There are plenty of noble, but misguided, people who begin to try to help a friend quit smoking by finding some inspirational story about someone who was able to quit cold turkey. If that guy can do it, you can too! It's such a seductive message, but it will probably backfire. Most people are not able to quit cold turkey, and when the friend who's attempting to quit has another cigarette, he might very well become discouraged and say, "Well, I guess I'm just not good enough at quitting."
Again, the message isn't incorrect. If one is able to quit, that's a good thing. It's just not that easy. There are plenty of other variables to address. Information can be misinterpreted, and things that seem sensible can backfire. It's not enough to have good information. It has to be presented in a way that makes the person want to make a change. How does one get from "smoking is bad from you" to the actual behavior of becoming smoke-free?
I don't believe that the sabermetric movement has properly grappled with this issue either. Thankfully, sac bunts and three-run saves don't increase the risk of heart disease, but if there's one thing that sabermetricians like to whine about (myself included), it's that even when we show the run expectancy matrix and control for all the confounding variables, people don't buy the overall idea that we're trying to push. Maybe worse is that sometimes the conclusions are misinterpreted (and if the Ackley story is true, that would be a good example).
Are we presenting the information to people in a manner that speaks to the way in which they understand the game? If not, can we really be surprised when our theories aren't more broadly accepted? The way in which a message is presented tells a lot about the way that the speaker (or writer) conceptualizes the problem. When Sabermetricians speak, we often frame our answers to questions in terms of numbers. When I hear scouts speak, I often hear them talk in the language of geometry (arm angles and planes and such), and it's clear that many of them see players in terms of mechanical principles. The body parts and motions fit together to produce a result. It's all very visual-spatial, and my wife will tell you that I have no visual-spatial intelligence. And there are times when scouts get really into it that it sounds like it's in Russian. I have to wonder if I sound the same way.
This is why I would propose that sabermetrics needs to engage in something that's known as translation research. If we believe that the ideas that we have are good ones (and we should always be humbly open to the idea that they might not be), and we want people to change in some way as a result, we need to take it upon ourselves to present the information in a way that can be easily understood by the people whom we want to reach. It's not a matter of dumbing things down or doing shoddy work. We need to think more clearly (and perhaps research) who needs to hear the information that we discover, and beyond just showing the run expectancy chart, how to present it so that it makes the most difference.

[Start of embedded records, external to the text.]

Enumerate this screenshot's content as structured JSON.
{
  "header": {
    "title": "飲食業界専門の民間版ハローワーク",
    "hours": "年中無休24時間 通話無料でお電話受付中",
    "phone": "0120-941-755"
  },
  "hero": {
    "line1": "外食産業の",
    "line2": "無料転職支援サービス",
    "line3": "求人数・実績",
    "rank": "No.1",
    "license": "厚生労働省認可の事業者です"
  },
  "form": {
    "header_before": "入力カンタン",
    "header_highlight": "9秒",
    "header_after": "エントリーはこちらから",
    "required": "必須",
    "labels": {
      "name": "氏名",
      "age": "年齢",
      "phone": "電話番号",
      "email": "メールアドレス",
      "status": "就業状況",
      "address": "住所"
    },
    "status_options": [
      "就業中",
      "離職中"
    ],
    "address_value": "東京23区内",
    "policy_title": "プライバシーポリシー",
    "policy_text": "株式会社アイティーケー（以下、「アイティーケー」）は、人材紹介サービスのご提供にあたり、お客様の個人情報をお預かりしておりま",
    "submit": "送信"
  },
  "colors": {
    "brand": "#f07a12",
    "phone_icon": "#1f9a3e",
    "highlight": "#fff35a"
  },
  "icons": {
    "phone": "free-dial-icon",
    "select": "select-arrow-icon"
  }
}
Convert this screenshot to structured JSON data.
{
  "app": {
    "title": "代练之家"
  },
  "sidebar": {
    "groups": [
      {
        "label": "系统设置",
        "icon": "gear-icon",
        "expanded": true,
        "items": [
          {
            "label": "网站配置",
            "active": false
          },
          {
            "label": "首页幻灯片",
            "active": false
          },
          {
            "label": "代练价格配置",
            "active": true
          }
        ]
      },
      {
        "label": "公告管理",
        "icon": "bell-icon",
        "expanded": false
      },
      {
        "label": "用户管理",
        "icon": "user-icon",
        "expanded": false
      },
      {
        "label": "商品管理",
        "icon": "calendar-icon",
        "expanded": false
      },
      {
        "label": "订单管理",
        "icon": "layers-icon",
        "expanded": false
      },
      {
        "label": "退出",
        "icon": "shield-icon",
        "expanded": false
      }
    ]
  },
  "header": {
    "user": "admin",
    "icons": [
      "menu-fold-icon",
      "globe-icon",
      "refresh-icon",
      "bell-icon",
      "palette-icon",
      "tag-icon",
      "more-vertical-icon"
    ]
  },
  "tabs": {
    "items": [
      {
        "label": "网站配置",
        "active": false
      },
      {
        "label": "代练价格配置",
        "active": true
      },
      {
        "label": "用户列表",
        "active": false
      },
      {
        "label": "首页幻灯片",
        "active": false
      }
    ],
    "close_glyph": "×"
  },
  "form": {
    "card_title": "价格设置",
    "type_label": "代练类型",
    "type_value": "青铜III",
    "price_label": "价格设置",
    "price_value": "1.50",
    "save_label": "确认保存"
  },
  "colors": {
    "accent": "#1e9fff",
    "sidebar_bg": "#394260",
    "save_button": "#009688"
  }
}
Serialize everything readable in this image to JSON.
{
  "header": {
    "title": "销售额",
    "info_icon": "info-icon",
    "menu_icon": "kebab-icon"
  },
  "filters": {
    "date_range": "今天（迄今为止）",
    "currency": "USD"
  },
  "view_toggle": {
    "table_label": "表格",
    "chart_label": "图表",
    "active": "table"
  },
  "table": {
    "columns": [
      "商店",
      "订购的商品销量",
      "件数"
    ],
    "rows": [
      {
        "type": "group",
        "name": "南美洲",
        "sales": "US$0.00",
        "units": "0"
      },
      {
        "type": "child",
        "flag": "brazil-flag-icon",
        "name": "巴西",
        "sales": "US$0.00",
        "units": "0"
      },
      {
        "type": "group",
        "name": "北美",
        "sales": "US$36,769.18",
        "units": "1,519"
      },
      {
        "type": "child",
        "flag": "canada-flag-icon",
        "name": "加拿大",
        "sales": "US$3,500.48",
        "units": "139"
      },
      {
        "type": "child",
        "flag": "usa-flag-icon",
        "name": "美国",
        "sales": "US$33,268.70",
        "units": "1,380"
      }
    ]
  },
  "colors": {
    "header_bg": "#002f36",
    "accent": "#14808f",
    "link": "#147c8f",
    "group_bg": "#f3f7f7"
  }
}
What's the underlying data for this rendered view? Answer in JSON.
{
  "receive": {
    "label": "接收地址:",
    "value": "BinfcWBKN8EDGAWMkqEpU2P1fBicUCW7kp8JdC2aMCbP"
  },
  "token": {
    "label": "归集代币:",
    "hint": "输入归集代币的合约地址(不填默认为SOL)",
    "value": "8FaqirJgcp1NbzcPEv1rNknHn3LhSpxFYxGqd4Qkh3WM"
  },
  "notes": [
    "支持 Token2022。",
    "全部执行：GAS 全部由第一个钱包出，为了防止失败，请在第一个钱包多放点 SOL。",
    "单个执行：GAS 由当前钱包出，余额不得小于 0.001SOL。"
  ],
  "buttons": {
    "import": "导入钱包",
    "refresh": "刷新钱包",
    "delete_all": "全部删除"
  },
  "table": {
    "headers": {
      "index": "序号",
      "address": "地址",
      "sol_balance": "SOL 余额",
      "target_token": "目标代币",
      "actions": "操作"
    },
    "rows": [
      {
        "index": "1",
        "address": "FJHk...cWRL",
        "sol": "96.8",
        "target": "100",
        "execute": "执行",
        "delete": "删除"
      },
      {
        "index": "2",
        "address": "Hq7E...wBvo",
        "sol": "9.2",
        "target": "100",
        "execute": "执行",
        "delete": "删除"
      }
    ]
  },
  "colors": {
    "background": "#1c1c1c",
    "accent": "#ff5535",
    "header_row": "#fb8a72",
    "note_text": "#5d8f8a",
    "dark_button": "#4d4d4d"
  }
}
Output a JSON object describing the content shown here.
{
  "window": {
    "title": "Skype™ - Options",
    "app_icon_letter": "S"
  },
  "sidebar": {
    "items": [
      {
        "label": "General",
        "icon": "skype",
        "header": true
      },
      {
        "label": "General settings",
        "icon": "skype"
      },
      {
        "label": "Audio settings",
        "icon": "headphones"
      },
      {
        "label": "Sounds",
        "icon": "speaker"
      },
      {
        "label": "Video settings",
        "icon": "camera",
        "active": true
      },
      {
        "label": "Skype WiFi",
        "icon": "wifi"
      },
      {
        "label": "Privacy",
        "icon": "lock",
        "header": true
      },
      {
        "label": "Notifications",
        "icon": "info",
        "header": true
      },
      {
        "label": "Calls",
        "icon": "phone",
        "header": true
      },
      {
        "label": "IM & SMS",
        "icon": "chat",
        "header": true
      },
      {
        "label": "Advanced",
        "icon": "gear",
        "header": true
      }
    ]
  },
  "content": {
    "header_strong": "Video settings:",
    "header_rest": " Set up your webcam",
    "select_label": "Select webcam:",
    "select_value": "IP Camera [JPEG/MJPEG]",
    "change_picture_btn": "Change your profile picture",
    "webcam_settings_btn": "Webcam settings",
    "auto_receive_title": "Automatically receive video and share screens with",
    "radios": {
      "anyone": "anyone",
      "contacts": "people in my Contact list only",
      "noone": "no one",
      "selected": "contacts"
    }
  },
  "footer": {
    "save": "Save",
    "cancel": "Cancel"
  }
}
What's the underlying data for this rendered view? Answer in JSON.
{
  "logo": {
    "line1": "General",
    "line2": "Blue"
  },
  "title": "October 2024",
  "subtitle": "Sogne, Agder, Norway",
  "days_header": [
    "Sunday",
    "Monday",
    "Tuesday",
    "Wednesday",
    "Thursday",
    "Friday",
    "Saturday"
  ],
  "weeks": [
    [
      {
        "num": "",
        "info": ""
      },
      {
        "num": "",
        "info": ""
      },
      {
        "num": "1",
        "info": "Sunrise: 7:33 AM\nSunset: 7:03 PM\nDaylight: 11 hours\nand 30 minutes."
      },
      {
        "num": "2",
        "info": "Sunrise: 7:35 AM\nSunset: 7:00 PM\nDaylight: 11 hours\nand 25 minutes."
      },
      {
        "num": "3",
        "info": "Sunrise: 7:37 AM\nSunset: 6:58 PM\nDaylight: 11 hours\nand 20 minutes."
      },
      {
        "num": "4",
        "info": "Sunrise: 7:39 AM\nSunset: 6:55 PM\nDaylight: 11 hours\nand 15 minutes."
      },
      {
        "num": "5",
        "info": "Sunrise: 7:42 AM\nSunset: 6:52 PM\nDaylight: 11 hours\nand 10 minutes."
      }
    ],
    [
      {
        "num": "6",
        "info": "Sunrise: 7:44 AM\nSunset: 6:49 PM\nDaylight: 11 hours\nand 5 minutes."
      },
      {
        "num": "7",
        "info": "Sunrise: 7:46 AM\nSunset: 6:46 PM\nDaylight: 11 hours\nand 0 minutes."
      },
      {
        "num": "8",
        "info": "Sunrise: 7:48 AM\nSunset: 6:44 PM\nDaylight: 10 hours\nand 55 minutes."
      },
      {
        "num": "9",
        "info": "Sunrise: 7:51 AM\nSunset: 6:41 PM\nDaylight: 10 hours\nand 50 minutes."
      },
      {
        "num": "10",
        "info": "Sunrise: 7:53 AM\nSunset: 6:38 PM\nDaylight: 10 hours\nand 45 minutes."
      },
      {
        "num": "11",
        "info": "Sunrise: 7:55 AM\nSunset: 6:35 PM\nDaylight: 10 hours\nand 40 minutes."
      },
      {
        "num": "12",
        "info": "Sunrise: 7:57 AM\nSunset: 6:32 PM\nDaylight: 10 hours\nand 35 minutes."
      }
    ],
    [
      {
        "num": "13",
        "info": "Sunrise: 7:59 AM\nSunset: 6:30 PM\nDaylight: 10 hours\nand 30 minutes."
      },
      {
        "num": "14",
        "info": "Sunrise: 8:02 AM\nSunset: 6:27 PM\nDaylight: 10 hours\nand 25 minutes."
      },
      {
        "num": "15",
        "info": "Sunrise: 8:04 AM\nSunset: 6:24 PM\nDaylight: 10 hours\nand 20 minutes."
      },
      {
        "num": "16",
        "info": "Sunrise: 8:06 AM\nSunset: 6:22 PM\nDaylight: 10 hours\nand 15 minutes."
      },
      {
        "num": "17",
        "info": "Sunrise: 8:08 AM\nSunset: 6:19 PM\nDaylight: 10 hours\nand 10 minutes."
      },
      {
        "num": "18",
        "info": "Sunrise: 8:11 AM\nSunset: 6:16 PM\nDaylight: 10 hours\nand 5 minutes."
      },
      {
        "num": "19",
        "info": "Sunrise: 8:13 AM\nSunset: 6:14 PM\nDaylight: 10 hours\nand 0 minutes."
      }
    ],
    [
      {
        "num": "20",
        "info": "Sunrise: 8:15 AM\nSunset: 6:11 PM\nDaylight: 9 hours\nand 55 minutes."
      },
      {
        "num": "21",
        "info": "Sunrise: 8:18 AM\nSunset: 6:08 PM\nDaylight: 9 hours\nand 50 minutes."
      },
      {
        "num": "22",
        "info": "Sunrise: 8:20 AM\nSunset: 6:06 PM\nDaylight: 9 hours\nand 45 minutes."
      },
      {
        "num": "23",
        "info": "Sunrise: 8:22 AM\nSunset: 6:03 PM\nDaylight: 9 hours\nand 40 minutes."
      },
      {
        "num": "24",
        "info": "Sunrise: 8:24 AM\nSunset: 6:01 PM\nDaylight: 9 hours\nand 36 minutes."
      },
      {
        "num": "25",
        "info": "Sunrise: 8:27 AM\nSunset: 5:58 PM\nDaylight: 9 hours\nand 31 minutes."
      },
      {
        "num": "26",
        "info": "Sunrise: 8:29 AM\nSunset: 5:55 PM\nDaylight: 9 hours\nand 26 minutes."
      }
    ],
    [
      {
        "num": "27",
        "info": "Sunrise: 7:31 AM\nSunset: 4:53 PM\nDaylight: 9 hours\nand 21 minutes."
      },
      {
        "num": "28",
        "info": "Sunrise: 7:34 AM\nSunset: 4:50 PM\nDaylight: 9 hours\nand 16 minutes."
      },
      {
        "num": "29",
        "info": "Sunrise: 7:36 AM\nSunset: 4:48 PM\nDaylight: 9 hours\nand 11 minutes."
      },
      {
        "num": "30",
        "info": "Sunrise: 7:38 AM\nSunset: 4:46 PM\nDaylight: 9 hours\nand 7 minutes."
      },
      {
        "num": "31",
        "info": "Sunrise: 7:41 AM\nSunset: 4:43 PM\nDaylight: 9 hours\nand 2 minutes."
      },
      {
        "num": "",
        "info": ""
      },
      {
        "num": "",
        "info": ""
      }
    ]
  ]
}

It sounds like Eric Wedge believes that Dustin Ackley would have been better off not hearing about the sabermetric fascination with walks. He might be right.